I must be on the right track, as after I got the board finished I was surfing to relax and found this from China, only $9. If they could just fix the international world-wide shipping and customs import in some countries, this all might work.

I hope to get some testing in soon. All this web posting uses up the time I could have tested and programmed!

Sitting here wondering where I might find 25 amp of current here in the temporary apartment to test with?

Friday, August 12, 2011

My First Etched PCB for SMD


Ok, so I really wanted to try some SMD or surface mounted devices. I have ordered some parts for an amp-hour meter that are only available as SOIC. That's a little hard here cause I am renting an apartment in Carmen, Cebu Island, Philippines while my live aboard sailboat is being repaired in Republic Dry Dock, Danao, Cebu Is, PI.

Cebu is 45KM away and the second largest city in the Philippines apparently has no SMD component outlet. I see young people on the sidewalk in front of grocery stores with hot air reflow stations repairing cell phone circuit boards, but no parts. Could be I just haven't asked the right question. I did find a guy selling the hot air stations and standard DIP parts, but no small ones or unusual parts. He says everyone orders their own. I got blank board from him and the parts below.

The circuit I chose to copy for my first board was: LED Tester from the Robot Room

Since I couldn't find SMD parts, I opted for surface mounting some standard parts. No drill handy. My dremel is stored with most of the stuff from the boat.

The top of the board. I laid out the parts on a small piece of perf board then copied the paths with a Sharpie. Then I tried to touch up the lines with a really fine point one.The more I messed the worse it got. The dried ink seemed to make the Sharpie point act dryer than it was and rub off what I had prior.

The bottom, just to save the etch. All I had was a double sided blank.

Ready to roll! I've got the peroxide, the HCL and a baggie just bigger than the board.
I pour in a couple cap-fulls of peroxide, cause it says Always Add Acid. That means put other stuff before the acid. Then add a cap-full of Muriatic. Notice it says "PURE" on the label.

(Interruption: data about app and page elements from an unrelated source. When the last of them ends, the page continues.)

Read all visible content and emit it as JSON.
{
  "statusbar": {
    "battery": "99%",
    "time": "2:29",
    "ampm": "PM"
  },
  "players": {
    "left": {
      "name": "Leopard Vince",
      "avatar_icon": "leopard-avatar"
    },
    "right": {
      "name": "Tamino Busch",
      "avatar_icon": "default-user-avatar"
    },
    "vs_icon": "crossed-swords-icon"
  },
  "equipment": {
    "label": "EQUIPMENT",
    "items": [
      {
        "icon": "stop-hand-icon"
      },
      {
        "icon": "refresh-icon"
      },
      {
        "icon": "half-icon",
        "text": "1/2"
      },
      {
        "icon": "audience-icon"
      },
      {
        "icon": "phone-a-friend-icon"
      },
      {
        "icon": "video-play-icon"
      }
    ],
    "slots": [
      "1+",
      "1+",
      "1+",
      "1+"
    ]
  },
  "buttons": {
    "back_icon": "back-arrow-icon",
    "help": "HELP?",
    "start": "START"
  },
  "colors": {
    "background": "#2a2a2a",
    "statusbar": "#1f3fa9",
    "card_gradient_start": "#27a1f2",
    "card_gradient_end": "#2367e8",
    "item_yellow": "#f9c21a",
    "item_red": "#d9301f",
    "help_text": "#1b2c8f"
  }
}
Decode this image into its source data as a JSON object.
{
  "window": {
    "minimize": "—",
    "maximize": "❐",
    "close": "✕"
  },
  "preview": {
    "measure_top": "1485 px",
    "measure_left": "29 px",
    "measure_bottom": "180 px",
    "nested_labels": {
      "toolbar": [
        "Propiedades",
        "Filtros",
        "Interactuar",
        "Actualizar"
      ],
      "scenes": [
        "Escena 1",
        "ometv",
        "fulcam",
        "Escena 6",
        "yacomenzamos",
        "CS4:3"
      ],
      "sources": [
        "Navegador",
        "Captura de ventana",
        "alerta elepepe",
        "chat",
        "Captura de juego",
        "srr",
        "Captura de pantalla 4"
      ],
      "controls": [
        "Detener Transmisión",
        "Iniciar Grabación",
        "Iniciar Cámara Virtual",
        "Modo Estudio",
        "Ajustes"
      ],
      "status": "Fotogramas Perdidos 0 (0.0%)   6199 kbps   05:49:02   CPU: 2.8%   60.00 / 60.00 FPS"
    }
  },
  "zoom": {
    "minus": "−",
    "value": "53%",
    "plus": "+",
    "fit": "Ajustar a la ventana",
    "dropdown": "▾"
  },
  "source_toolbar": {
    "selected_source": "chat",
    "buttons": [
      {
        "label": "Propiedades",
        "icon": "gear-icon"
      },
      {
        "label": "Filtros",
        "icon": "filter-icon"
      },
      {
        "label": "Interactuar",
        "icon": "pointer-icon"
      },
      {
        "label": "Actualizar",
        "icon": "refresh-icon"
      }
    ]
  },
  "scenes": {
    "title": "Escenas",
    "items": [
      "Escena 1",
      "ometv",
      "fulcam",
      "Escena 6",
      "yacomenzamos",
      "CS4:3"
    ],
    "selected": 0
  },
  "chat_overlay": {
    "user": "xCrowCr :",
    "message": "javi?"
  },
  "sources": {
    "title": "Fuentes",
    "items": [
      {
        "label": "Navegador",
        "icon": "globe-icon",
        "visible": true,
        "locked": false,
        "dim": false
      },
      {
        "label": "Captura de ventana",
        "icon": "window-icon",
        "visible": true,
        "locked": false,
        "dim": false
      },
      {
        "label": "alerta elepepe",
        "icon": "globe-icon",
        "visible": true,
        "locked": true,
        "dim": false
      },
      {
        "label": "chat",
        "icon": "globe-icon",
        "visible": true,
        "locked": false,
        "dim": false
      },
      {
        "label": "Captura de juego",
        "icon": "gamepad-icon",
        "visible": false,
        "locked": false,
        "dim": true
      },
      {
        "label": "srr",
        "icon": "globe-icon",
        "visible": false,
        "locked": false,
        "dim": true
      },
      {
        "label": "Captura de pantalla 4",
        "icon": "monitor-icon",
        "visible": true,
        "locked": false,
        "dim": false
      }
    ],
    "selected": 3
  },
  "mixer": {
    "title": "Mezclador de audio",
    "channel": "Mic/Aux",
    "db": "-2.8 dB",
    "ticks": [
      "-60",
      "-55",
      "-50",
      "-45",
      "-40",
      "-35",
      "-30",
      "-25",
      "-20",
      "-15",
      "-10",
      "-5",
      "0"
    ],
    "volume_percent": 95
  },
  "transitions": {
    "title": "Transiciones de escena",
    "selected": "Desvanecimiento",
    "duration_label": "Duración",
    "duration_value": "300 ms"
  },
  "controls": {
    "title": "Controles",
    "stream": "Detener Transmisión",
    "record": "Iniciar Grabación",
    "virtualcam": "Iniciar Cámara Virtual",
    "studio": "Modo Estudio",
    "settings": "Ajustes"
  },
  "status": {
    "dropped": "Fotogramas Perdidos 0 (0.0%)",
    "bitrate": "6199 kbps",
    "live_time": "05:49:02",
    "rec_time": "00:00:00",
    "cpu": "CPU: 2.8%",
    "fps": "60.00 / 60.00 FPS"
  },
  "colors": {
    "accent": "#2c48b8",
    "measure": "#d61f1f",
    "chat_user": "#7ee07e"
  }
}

Then slip in the board.

That's not working very fast. What could be wrong. Maybe the acid isn't very strong. So I see the "Duck" in the bathroom has only one ingredient on the label, HCL. Maybe it is a little stronger.

On a second trip to the local Gaisano (grocery store here in the Philippines) I discover that Muriatic Acid comes in 29% or 19% or mild. I now have a bottle of the 29% for the next board.
So I add an equivalent cap-full of DUCK. Much better action and turns green like the others say it should.

Looks like 5 minutes or so and I have a reasonable facsimile of a DIY PCB.



Cleaned up and I see that my lettering is not so good, but the 1/16 traces(if you can call them that ) are ok. There is a "V" and an "A" at least I thought I drew them.

The finished board. I(t doesn't look so bad with components and at a distance.


My "Workstation"! Ha! I have to share the small plastic table with my wife and her hobbies, currently sewing a quilt(but that's another story).